Naira fell 5.5% on Tuesday against the United States’ dollar on the official market, four days after the Central Bank of Nigeria weakened it by selling the hard currency to lenders at a lower rate in a move to converge rates offered by the Investors and Exporters window.
Nigeria has been under pressure from multilateral lenders like the International Monetary Fund and the World Bank lately to unite its multiple exchange rates, which pundits believe would help foreign investment.
Nigeria’s prayer for a $3 billion credit lifeline from the World Bank is expected to be honoured in months ahead.
Zainab Ahmed, Minister of Finance, Budget and National Planning, has also pressed for a harmonised exchange rates regime to generate more naira from Nigeria’s oil receipts.
The latest interventions in the currency mark the second time in four months the central bank would weaken the official rate. It devalued the retail forex rate in March.
Naira declined N380.50 in off-market trades from N360.50 a session before, traders said.
The apex bank, which is Nigeria’s main forex supplier, asked lenders last week to bid for dollars at N380 to a dollar, upping it 5.3% above its official rate.
At the Investors and Exporters window, Naira traded at N387.70 to a dollar. However, it was quoted lower at N460 on the black market.
Nigeria has used multiple forex rates to manage dollar demand following the oil crash. However, dollar scarcity has resulted, crippling growth.

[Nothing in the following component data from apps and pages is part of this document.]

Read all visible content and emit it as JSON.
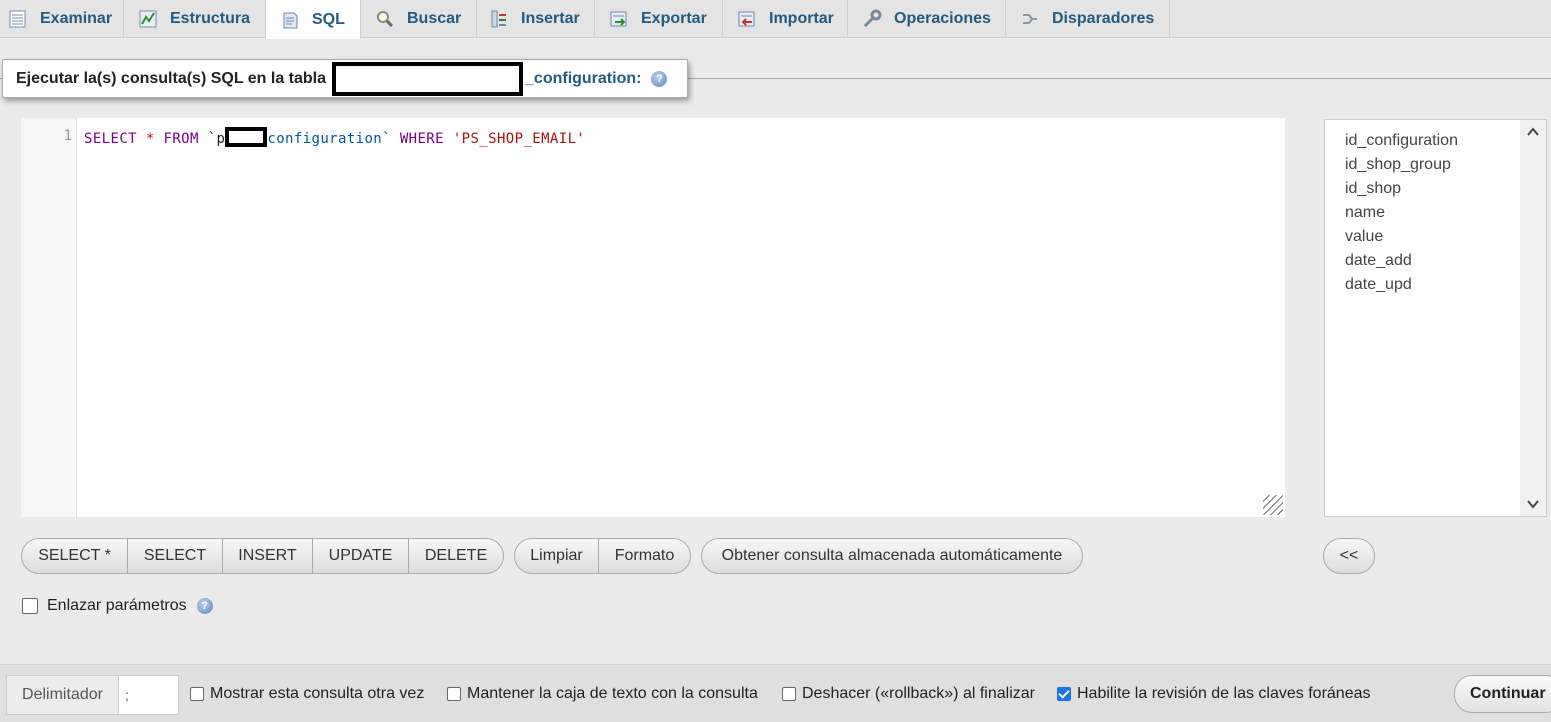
{
  "tabs": [
    {
      "label": "Examinar",
      "icon": "browse-icon"
    },
    {
      "label": "Estructura",
      "icon": "structure-icon"
    },
    {
      "label": "SQL",
      "icon": "sql-icon",
      "active": true
    },
    {
      "label": "Buscar",
      "icon": "search-icon"
    },
    {
      "label": "Insertar",
      "icon": "insert-icon"
    },
    {
      "label": "Exportar",
      "icon": "export-icon"
    },
    {
      "label": "Importar",
      "icon": "import-icon"
    },
    {
      "label": "Operaciones",
      "icon": "wrench-icon"
    },
    {
      "label": "Disparadores",
      "icon": "triggers-icon"
    }
  ],
  "legend": {
    "prefix": "Ejecutar la(s) consulta(s) SQL en la tabla",
    "table_suffix": "_configuration:"
  },
  "editor": {
    "line_number": "1",
    "kw_select": "SELECT",
    "star": "*",
    "kw_from": "FROM",
    "tbl_open": "`p",
    "tbl_close": "configuration`",
    "kw_where": "WHERE",
    "str": "'PS_SHOP_EMAIL'"
  },
  "columns": [
    "id_configuration",
    "id_shop_group",
    "id_shop",
    "name",
    "value",
    "date_add",
    "date_upd"
  ],
  "buttons": {
    "select_star": "SELECT *",
    "select": "SELECT",
    "insert": "INSERT",
    "update": "UPDATE",
    "delete": "DELETE",
    "clear": "Limpiar",
    "format": "Formato",
    "get_autosaved": "Obtener consulta almacenada automáticamente",
    "insert_column": "<<"
  },
  "bind_params": {
    "label": "Enlazar parámetros",
    "checked": false
  },
  "bottom": {
    "delimiter_label": "Delimitador",
    "delimiter_value": ";",
    "show_query_again": {
      "label": "Mostrar esta consulta otra vez",
      "checked": false
    },
    "retain_query_box": {
      "label": "Mantener la caja de texto con la consulta",
      "checked": false
    },
    "rollback": {
      "label": "Deshacer («rollback») al finalizar",
      "checked": false
    },
    "fk_checks": {
      "label": "Habilite la revisión de las claves foráneas",
      "checked": true
    },
    "submit": "Continuar"
  }
}
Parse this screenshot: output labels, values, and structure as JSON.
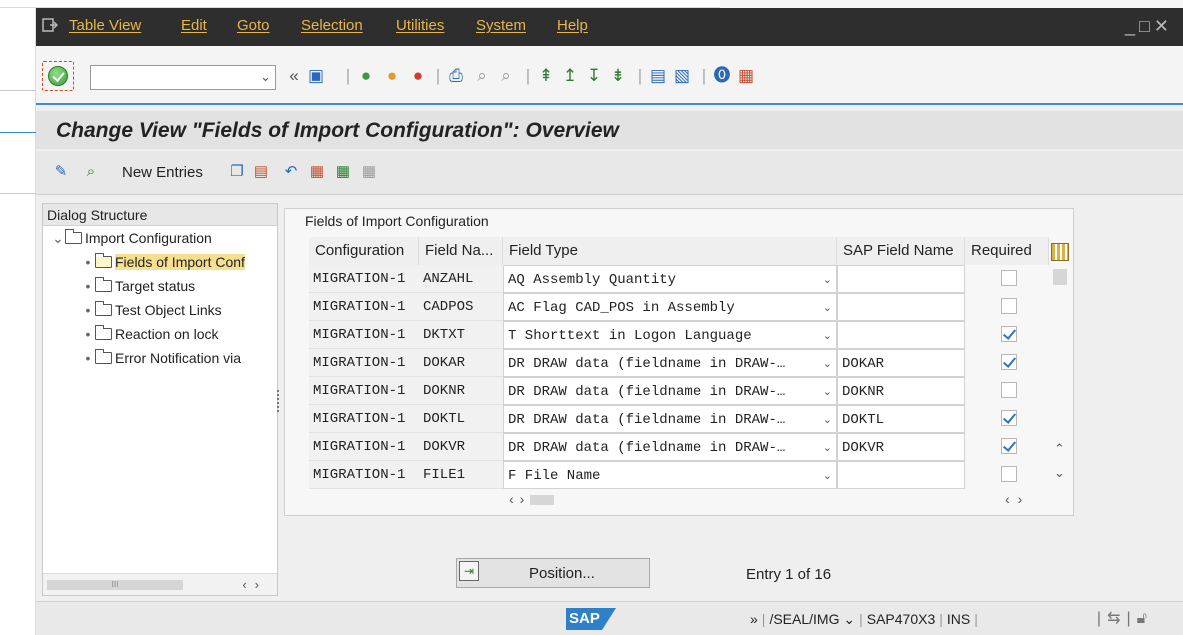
{
  "menubar": {
    "items": [
      "Table View",
      "Edit",
      "Goto",
      "Selection",
      "Utilities",
      "System",
      "Help"
    ]
  },
  "toolbar": {
    "command_field_value": ""
  },
  "page": {
    "title": "Change View \"Fields of Import Configuration\": Overview"
  },
  "app_toolbar": {
    "new_entries_label": "New Entries"
  },
  "dialog_structure": {
    "title": "Dialog Structure",
    "root": "Import Configuration",
    "children": [
      "Fields of Import Conf",
      "Target status",
      "Test Object Links",
      "Reaction on lock",
      "Error Notification via"
    ],
    "selected_index": 0
  },
  "table": {
    "caption": "Fields of Import Configuration",
    "columns": [
      "Configuration",
      "Field Na...",
      "Field Type",
      "SAP Field Name",
      "Required"
    ],
    "rows": [
      {
        "config": "MIGRATION-1",
        "field": "ANZAHL",
        "type": "AQ Assembly Quantity",
        "sap_field": "",
        "required": false
      },
      {
        "config": "MIGRATION-1",
        "field": "CADPOS",
        "type": "AC Flag CAD_POS in Assembly",
        "sap_field": "",
        "required": false
      },
      {
        "config": "MIGRATION-1",
        "field": "DKTXT",
        "type": "T Shorttext in Logon Language",
        "sap_field": "",
        "required": true
      },
      {
        "config": "MIGRATION-1",
        "field": "DOKAR",
        "type": "DR DRAW data (fieldname in DRAW-…",
        "sap_field": "DOKAR",
        "required": true
      },
      {
        "config": "MIGRATION-1",
        "field": "DOKNR",
        "type": "DR DRAW data (fieldname in DRAW-…",
        "sap_field": "DOKNR",
        "required": false
      },
      {
        "config": "MIGRATION-1",
        "field": "DOKTL",
        "type": "DR DRAW data (fieldname in DRAW-…",
        "sap_field": "DOKTL",
        "required": true
      },
      {
        "config": "MIGRATION-1",
        "field": "DOKVR",
        "type": "DR DRAW data (fieldname in DRAW-…",
        "sap_field": "DOKVR",
        "required": true
      },
      {
        "config": "MIGRATION-1",
        "field": "FILE1",
        "type": "F File Name",
        "sap_field": "",
        "required": false
      }
    ]
  },
  "footer": {
    "position_label": "Position...",
    "entry_info": "Entry 1 of 16"
  },
  "statusbar": {
    "logo": "SAP",
    "transaction": "/SEAL/IMG",
    "system": "SAP470X3",
    "mode": "INS"
  },
  "colors": {
    "menubar_bg": "#2e2e2e",
    "menu_text": "#e9b64a",
    "accent": "#3d8ad6",
    "selected_node": "#f6e08f",
    "checkbox_check": "#2d73c4"
  }
}
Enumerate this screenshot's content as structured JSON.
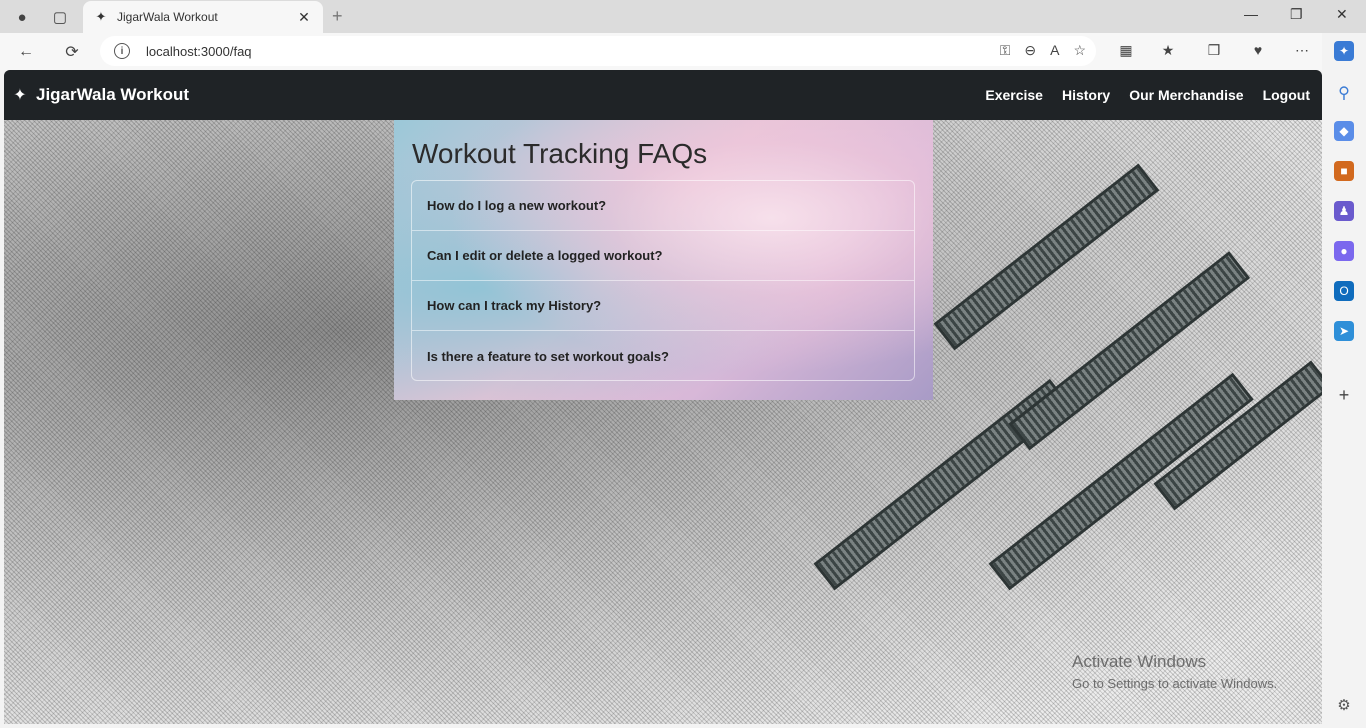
{
  "browser": {
    "tab_title": "JigarWala Workout",
    "url": "localhost:3000/faq"
  },
  "navbar": {
    "brand": "JigarWala Workout",
    "links": [
      "Exercise",
      "History",
      "Our Merchandise",
      "Logout"
    ]
  },
  "faq": {
    "title": "Workout Tracking FAQs",
    "questions": [
      "How do I log a new workout?",
      "Can I edit or delete a logged workout?",
      "How can I track my History?",
      "Is there a feature to set workout goals?"
    ]
  },
  "watermark": {
    "title": "Activate Windows",
    "subtitle": "Go to Settings to activate Windows."
  },
  "colors": {
    "navbar_bg": "#1f2326",
    "page_text": "#2b2b2b"
  }
}
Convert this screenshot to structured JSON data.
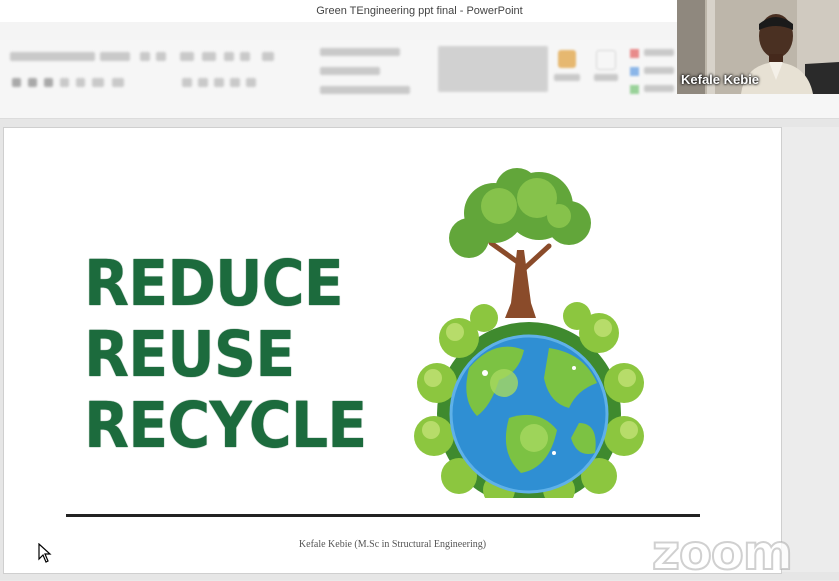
{
  "window": {
    "title": "Green TEngineering ppt final - PowerPoint"
  },
  "ribbon": {
    "tabs": [
      "",
      "",
      "",
      "",
      "",
      "",
      "",
      ""
    ],
    "groups": [
      "",
      "",
      "",
      ""
    ]
  },
  "video": {
    "speaker_name": "Kefale Kebie"
  },
  "slide": {
    "slogan": [
      "REDUCE",
      "REUSE",
      "RECYCLE"
    ],
    "author": "Kefale Kebie (M.Sc in Structural Engineering)"
  },
  "overlay": {
    "logo_text": "zoom"
  },
  "colors": {
    "slogan_green": "#1c6b3d",
    "leaf_green": "#7cc243",
    "earth_blue": "#2f8fd3"
  }
}
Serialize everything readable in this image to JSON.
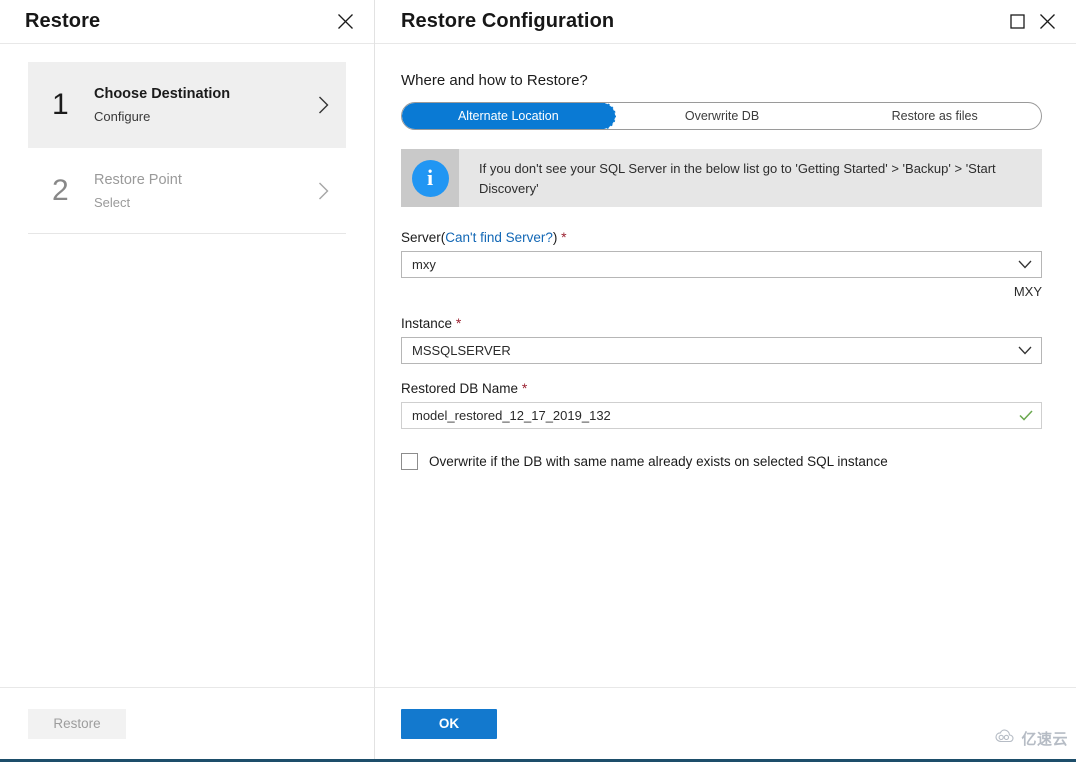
{
  "left_panel": {
    "title": "Restore",
    "close_icon": "close-icon",
    "steps": [
      {
        "number": "1",
        "title": "Choose Destination",
        "subtitle": "Configure",
        "chevron": "chevron-right-icon"
      },
      {
        "number": "2",
        "title": "Restore Point",
        "subtitle": "Select",
        "chevron": "chevron-right-icon"
      }
    ],
    "restore_button": "Restore"
  },
  "right_panel": {
    "title": "Restore Configuration",
    "maximize_icon": "maximize-icon",
    "close_icon": "close-icon",
    "section_heading": "Where and how to Restore?",
    "mode_toggle": {
      "options": [
        "Alternate Location",
        "Overwrite DB",
        "Restore as files"
      ],
      "selected": "Alternate Location"
    },
    "info_banner": {
      "icon": "info-icon",
      "text": "If you don't see your SQL Server in the below list go to 'Getting Started' > 'Backup' > 'Start Discovery'"
    },
    "server_field": {
      "label": "Server",
      "link_open": "(",
      "link_text": "Can't find Server?",
      "link_close": ")",
      "required_mark": "*",
      "value": "mxy",
      "dropdown_icon": "chevron-down-icon",
      "hint": "MXY"
    },
    "instance_field": {
      "label": "Instance",
      "required_mark": "*",
      "value": "MSSQLSERVER",
      "dropdown_icon": "chevron-down-icon"
    },
    "restored_db_field": {
      "label": "Restored DB Name",
      "required_mark": "*",
      "value": "model_restored_12_17_2019_132",
      "valid_icon": "checkmark-icon"
    },
    "overwrite_checkbox": {
      "label": "Overwrite if the DB with same name already exists on selected SQL instance",
      "checked": false
    },
    "ok_button": "OK"
  },
  "watermark": {
    "logo_icon": "cloud-logo-icon",
    "text": "亿速云"
  },
  "colors": {
    "accent_blue": "#0a7ad4",
    "ok_button_blue": "#1379ce",
    "link_blue": "#1267b5",
    "required_red": "#9b2231",
    "info_icon_blue": "#2196f3",
    "valid_green": "#6aa84f",
    "selected_step_bg": "#efefef",
    "banner_bg": "#e6e6e6",
    "bottom_border": "#1d4e6a"
  }
}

Naira has been taking a bashing from the coronavirus crisis and the slump in oil prices, widening the divide between the spot and black markets.